Fifteen of the properties are commercial. In contrast to the mid-1990s, when CDOT bought up 200 houses, only 5 are needed this time. These are all in a row in the 2900 block of Chestnut Street just south of Fillmore Street.
Prudic has started the purchase process for the houses. He said this was to keep the owners from feeling as if they were “in limbo” while waiting for the inevitable construction to come.
The goal with the houses is to relocate them, not demolish them. “We need to inspect those properties, look for asbestos and other materials, then we have the option of putting them up for public bid,” Prudic said. “People can bid to buy them and move them off site. If there is kind of a mess with asbestos or other environmental issues, then we demolish them. But our preference is to reestablish them around the city.”
In the mid-90s, 150 of the 200 houses were relocated. “They wound up everywhere,” Prudic said. “Some even went to Walsenburg or Wylie.”
This process is intended to go quickly. “We've got to try to step forward with our property management efforts so they're not sitting there and getting vandalized - as quick as we can get to it,” he said.
Any buildings that are not relocated will be demolished, Prudic said.
Of the three full-acquisition business properties that the EA identified near I-25/Bijou, one has already relocated on its own. Drive-In Liquors, formerly under I-25 at Colorado Avenue, has bought out the former Charlie's Liquors and moved into its site three blocks north on Spruce Street (see story in Westside Pioneer, Feb. 10). The other two businesses to be purchased outright are Budget Rent-a-Car, 301 W. Bijou Street, and the Western Convenience Store, 302 W. Bijou, which are on opposite corners just west of the interchange.

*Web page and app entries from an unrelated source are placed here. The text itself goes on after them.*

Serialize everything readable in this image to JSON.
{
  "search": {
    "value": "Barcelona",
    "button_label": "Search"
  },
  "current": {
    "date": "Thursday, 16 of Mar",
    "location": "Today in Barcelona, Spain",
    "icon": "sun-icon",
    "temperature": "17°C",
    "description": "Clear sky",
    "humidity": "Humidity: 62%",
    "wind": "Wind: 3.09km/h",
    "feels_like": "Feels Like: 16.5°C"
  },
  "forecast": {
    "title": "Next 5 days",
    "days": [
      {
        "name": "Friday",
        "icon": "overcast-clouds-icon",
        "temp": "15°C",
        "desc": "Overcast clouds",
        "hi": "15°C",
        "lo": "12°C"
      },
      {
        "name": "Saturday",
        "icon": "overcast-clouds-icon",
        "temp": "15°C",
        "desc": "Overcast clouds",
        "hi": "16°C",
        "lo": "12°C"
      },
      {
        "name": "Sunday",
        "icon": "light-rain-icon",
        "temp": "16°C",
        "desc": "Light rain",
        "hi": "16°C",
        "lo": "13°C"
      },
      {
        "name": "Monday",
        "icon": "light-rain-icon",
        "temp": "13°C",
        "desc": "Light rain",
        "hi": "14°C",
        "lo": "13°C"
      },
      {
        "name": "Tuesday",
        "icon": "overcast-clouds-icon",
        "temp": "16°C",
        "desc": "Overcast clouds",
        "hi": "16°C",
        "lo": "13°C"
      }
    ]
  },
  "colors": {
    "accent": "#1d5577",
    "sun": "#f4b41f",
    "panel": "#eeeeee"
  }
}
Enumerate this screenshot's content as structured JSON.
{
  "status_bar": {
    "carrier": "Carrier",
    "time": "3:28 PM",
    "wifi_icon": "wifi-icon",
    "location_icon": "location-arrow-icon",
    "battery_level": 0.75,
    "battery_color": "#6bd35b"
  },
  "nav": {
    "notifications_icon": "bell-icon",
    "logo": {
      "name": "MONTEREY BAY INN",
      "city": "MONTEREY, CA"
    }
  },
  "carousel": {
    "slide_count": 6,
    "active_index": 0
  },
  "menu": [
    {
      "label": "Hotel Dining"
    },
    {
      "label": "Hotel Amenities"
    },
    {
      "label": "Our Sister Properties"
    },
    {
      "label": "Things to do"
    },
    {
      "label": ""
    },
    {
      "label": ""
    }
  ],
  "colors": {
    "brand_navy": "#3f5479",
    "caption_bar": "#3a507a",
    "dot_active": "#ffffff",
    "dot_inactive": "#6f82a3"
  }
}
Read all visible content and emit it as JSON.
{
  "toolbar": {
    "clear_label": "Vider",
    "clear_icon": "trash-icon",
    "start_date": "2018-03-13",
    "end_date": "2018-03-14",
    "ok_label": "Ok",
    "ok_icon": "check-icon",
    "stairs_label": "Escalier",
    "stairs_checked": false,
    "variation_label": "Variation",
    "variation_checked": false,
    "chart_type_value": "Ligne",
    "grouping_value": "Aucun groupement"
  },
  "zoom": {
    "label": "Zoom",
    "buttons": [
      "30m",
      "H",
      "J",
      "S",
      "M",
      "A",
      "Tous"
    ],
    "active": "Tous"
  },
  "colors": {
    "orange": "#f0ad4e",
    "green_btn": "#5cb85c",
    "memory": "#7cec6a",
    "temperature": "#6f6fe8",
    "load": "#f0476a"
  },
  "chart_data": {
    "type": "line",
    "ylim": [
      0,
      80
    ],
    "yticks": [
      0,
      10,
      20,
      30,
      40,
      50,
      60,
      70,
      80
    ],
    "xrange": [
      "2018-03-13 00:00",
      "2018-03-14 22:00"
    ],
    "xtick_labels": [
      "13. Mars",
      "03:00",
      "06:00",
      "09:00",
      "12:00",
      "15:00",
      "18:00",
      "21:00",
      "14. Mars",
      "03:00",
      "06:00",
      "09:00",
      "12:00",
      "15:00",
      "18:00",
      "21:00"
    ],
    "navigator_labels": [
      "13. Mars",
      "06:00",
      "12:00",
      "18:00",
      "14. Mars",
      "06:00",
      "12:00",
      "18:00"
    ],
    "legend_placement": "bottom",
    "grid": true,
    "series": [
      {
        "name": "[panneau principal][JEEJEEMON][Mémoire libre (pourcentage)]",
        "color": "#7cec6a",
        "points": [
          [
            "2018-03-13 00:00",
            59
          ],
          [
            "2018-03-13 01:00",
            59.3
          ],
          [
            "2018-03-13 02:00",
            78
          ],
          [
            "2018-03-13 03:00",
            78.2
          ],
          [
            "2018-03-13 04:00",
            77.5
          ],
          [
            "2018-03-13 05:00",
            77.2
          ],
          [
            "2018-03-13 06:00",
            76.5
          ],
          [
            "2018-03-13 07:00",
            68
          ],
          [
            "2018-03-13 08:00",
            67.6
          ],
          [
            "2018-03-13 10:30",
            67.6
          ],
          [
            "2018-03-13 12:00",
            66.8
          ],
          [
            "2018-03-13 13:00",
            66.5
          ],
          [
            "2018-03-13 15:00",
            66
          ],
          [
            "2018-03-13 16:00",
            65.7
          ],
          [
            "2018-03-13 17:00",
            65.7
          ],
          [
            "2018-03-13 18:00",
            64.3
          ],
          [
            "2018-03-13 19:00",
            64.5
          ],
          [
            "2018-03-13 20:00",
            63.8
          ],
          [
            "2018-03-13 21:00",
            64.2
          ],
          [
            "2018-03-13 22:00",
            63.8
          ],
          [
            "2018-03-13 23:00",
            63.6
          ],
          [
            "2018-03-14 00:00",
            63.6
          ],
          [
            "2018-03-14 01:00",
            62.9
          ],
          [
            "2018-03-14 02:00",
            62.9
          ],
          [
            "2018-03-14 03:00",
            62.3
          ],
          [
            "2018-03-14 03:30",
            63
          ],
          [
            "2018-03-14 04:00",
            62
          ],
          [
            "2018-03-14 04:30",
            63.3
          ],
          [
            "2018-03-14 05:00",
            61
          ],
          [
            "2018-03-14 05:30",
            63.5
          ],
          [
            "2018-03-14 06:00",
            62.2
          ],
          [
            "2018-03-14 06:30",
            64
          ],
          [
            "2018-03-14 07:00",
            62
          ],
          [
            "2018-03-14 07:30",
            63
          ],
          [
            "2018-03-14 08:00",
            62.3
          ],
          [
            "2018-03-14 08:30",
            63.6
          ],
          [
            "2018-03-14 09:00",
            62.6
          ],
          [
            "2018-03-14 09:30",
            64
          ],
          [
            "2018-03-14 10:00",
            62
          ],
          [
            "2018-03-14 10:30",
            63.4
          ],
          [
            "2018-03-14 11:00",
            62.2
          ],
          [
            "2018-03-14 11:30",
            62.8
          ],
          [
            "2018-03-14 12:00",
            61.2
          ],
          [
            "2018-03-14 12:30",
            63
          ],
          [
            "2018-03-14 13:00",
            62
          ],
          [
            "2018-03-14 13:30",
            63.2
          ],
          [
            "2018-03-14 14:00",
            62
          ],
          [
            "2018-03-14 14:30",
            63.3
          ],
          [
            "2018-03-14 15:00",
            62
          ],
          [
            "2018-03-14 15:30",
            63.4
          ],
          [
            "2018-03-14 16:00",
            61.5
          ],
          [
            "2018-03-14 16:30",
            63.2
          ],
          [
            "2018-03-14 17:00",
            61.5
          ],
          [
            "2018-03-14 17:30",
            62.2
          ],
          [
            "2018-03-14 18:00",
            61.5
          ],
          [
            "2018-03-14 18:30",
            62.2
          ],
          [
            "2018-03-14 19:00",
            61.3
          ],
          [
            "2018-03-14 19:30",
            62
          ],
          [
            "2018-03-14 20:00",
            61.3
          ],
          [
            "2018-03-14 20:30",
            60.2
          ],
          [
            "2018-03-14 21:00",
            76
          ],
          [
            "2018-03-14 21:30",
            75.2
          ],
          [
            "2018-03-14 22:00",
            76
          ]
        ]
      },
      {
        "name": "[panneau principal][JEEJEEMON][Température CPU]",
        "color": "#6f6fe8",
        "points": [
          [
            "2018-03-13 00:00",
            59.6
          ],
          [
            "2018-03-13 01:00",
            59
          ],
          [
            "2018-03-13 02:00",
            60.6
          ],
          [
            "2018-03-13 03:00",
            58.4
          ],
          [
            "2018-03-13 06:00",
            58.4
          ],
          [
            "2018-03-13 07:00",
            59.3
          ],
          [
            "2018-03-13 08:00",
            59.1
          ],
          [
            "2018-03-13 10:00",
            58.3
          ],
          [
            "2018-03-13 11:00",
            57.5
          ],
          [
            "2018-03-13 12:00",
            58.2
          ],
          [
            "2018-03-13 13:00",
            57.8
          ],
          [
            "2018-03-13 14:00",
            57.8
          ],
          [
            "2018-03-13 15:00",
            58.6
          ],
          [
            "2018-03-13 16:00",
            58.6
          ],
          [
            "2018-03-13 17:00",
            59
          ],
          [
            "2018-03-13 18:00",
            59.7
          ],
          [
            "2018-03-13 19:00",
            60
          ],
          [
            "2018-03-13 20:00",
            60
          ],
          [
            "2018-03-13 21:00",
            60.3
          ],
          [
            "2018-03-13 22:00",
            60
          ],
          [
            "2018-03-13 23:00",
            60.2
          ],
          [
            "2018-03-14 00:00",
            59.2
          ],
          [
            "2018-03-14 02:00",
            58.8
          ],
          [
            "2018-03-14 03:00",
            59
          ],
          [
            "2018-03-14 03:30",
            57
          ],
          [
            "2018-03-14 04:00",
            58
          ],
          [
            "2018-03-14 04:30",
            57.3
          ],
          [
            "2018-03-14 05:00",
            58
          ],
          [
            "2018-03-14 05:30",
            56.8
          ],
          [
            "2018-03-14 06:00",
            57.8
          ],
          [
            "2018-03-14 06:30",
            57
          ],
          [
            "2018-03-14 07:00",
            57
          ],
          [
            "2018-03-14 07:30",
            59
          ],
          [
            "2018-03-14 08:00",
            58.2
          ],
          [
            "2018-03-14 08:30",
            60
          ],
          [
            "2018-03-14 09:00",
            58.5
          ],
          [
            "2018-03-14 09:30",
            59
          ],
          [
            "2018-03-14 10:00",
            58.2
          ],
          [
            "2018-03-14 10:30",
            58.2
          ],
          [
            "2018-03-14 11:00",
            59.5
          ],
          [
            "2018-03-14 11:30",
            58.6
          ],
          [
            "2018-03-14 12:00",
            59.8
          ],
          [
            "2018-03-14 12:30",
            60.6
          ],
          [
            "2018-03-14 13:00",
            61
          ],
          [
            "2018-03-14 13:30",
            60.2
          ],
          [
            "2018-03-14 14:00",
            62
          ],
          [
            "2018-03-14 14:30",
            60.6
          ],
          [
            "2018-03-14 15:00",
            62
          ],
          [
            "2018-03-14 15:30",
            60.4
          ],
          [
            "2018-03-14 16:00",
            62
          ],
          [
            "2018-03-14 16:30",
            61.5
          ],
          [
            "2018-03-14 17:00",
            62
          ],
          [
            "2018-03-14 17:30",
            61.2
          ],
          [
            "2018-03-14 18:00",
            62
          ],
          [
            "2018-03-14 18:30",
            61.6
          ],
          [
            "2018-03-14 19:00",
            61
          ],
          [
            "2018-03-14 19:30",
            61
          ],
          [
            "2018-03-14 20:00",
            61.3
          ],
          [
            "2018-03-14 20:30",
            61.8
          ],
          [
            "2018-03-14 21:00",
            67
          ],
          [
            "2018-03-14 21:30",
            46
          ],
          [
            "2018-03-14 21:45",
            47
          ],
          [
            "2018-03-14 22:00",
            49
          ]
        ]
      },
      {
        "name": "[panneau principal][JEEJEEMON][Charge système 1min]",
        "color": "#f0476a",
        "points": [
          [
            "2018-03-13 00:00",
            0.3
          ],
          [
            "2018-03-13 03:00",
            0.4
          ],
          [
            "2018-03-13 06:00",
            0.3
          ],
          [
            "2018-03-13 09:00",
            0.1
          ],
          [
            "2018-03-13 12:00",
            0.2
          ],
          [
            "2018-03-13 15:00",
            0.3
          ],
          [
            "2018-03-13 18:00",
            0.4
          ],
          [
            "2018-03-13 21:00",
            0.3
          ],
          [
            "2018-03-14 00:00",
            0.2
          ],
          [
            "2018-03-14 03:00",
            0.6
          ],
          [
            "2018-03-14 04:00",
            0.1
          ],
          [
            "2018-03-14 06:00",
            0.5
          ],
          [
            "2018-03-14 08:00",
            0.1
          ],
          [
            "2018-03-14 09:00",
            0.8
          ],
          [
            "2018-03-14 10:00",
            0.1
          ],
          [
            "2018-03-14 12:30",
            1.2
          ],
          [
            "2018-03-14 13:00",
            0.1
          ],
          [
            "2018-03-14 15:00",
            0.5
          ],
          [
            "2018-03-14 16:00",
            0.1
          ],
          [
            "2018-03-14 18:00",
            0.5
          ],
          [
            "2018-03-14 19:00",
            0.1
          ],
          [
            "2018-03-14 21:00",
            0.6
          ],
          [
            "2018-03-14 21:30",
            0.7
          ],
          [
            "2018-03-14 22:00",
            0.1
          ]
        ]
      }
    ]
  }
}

Partial acquisitions near the Bijou interchange are:
- The LeBaron Hotel, 314 W. Bijou - underground utilities easement in a corner of the parking lot.
- City Glass, 414 W. Colorado Ave. - a temporary easement for removing the former liquor store.
- El Paso County buildings at 105 N. Spruce - the easement currently open to traffic between Bijou's southbound off-ramp and Spruce Street.
- Craddock Bijou Associates, Ltd., an empty lot on Kiowa Street east of Spruce - a small portion of the property to help make room for the new I-25 southbound off-ramp.
- Denny's - a temporary easement.
Prudic said he is also negotiating for one of the commercial properties needed for the Cimarron interchange. This is HNM, an auto repair/recycling business at 505 W. Cucharras St.
Rockrimmon Con-structors of Denver was selected as the COSMIX developer in late January after a competitive bidding process.
Westside Pioneer article